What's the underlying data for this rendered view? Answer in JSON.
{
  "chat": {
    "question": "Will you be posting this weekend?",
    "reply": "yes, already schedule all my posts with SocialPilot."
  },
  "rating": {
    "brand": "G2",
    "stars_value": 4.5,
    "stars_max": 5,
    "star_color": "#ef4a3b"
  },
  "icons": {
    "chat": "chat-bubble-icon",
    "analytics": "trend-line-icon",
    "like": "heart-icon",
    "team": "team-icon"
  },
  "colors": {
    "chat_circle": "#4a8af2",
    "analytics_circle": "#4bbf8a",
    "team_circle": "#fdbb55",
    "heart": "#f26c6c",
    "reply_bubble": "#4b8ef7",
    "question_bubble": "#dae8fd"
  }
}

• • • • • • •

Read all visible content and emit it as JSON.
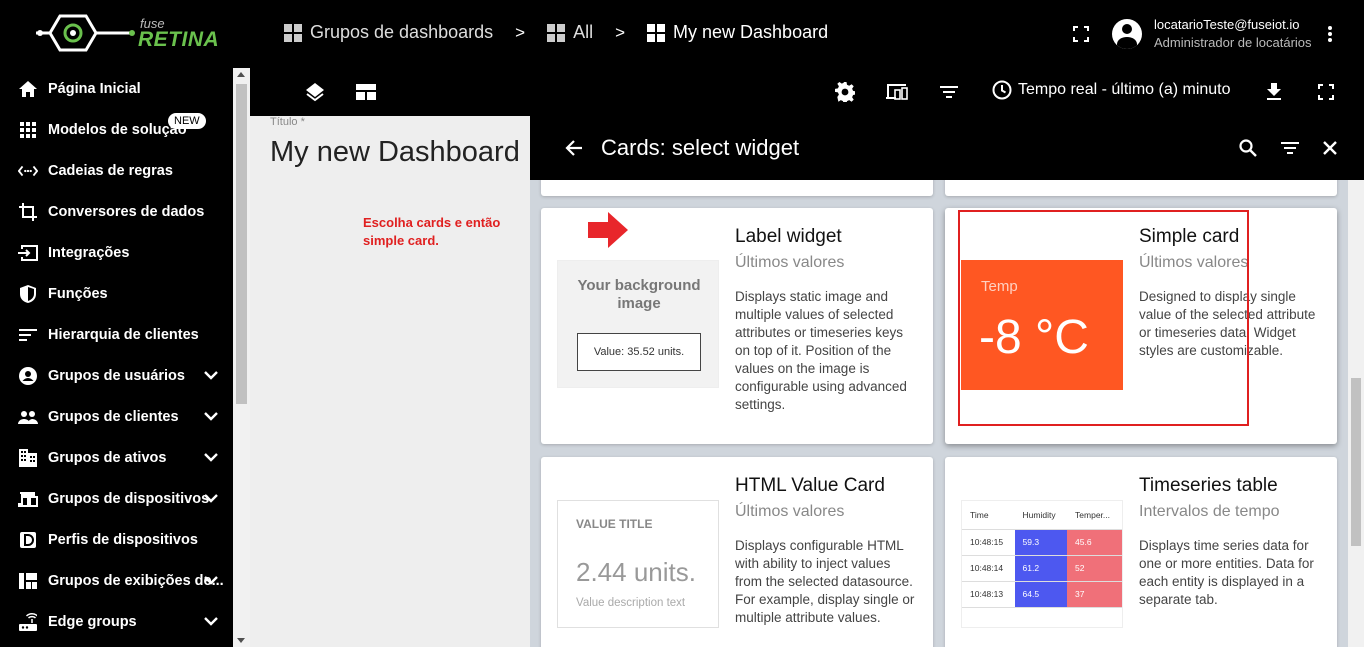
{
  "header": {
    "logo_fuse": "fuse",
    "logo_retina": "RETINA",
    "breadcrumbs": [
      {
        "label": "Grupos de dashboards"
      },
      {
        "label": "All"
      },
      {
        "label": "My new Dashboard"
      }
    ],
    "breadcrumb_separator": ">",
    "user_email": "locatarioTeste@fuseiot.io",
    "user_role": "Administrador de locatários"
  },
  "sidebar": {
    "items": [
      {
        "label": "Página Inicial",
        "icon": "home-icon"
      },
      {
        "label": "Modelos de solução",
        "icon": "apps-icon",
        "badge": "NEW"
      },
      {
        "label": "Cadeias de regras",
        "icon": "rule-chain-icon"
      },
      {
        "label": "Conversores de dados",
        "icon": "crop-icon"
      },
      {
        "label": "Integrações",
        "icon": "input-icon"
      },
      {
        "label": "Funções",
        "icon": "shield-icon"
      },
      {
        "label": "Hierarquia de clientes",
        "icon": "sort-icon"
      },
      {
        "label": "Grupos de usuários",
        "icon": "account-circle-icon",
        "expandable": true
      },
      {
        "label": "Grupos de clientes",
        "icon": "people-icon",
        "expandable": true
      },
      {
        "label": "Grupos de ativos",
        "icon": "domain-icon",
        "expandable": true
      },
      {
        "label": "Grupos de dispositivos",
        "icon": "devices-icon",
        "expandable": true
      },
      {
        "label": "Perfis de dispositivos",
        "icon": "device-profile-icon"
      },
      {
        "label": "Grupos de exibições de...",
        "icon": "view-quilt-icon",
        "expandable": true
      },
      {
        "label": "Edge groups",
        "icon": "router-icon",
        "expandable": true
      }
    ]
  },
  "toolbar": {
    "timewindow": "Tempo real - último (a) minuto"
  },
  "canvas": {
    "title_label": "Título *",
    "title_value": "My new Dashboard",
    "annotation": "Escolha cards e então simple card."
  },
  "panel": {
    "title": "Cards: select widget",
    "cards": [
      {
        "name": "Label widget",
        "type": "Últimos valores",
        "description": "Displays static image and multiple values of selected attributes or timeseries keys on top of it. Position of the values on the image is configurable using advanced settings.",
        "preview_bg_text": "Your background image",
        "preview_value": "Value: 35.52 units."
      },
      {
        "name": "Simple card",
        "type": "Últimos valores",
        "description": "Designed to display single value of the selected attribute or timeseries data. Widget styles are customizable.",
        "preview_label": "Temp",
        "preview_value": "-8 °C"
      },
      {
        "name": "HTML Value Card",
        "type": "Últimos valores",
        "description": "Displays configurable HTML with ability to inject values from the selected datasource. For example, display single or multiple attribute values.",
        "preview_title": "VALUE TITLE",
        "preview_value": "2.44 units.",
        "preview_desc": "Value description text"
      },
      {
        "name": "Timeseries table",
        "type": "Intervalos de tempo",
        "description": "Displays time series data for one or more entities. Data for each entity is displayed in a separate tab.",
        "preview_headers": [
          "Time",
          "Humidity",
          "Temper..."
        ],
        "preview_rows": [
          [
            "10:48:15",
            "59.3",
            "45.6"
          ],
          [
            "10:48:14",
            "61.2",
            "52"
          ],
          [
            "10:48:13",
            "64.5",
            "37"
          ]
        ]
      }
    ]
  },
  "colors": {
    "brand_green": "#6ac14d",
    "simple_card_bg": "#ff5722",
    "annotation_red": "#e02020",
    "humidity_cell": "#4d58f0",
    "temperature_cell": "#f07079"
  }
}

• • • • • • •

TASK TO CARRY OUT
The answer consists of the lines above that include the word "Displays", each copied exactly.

RESPONSE
        "description": "Displays static image and multiple values of selected attributes or timeseries keys on top of it. Position of the values on the image is configurable using advanced settings.",
        "description": "Displays configurable HTML with ability to inject values from the selected datasource. For example, display single or multiple attribute values.",
        "description": "Displays time series data for one or more entities. Data for each entity is displayed in a separate tab.",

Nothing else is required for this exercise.